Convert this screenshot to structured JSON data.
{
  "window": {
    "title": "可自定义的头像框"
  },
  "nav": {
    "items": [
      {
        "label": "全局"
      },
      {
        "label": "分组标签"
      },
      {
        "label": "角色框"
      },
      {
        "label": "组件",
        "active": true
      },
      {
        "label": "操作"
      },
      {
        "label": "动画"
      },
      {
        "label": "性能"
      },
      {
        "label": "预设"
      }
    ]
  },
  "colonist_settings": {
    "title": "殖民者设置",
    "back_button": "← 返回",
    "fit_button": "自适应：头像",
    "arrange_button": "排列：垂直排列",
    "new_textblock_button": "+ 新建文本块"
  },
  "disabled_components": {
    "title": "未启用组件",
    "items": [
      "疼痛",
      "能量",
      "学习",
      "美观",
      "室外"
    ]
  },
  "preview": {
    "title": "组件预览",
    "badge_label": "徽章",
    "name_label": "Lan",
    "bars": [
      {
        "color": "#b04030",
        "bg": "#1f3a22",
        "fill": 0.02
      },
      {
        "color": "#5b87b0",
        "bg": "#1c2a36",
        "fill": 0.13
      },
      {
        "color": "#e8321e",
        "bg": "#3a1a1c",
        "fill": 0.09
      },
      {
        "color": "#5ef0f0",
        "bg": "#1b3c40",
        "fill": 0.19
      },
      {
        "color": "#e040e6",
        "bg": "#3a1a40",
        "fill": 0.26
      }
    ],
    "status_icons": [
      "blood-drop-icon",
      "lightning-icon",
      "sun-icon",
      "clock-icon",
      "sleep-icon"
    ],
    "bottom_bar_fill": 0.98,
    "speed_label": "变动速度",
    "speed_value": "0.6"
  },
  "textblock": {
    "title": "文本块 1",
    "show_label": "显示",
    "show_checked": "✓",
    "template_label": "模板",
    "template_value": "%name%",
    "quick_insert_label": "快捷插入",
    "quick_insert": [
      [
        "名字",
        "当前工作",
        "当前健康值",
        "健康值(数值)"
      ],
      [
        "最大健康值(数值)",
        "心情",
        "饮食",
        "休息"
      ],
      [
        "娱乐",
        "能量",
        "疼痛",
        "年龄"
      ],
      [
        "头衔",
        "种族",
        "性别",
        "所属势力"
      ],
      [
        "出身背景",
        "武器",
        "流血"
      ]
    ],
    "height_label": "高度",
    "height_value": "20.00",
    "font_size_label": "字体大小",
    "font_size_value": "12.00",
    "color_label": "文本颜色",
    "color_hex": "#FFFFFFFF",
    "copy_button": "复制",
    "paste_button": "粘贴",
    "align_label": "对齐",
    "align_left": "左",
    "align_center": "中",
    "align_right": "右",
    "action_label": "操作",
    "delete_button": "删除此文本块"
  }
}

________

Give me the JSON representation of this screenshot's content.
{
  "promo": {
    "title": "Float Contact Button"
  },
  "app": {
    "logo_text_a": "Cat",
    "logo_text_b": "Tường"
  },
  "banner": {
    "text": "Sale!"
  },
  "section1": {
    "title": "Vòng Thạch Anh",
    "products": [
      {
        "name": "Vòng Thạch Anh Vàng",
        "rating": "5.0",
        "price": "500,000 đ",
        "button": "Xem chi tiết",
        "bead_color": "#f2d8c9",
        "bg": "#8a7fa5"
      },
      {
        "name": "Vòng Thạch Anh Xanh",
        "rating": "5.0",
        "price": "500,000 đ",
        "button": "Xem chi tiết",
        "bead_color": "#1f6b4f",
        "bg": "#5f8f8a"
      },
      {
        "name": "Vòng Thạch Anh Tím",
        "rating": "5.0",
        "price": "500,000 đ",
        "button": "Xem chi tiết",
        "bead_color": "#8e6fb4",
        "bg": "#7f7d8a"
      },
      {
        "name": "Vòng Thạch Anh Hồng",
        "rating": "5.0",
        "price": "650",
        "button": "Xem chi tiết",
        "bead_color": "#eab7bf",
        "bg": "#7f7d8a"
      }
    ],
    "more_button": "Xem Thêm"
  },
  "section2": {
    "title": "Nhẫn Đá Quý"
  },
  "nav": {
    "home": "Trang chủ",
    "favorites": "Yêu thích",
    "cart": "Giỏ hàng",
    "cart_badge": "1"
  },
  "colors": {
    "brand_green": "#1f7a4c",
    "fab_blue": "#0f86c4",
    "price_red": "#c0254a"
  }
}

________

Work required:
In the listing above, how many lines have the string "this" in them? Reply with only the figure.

Task answer:
2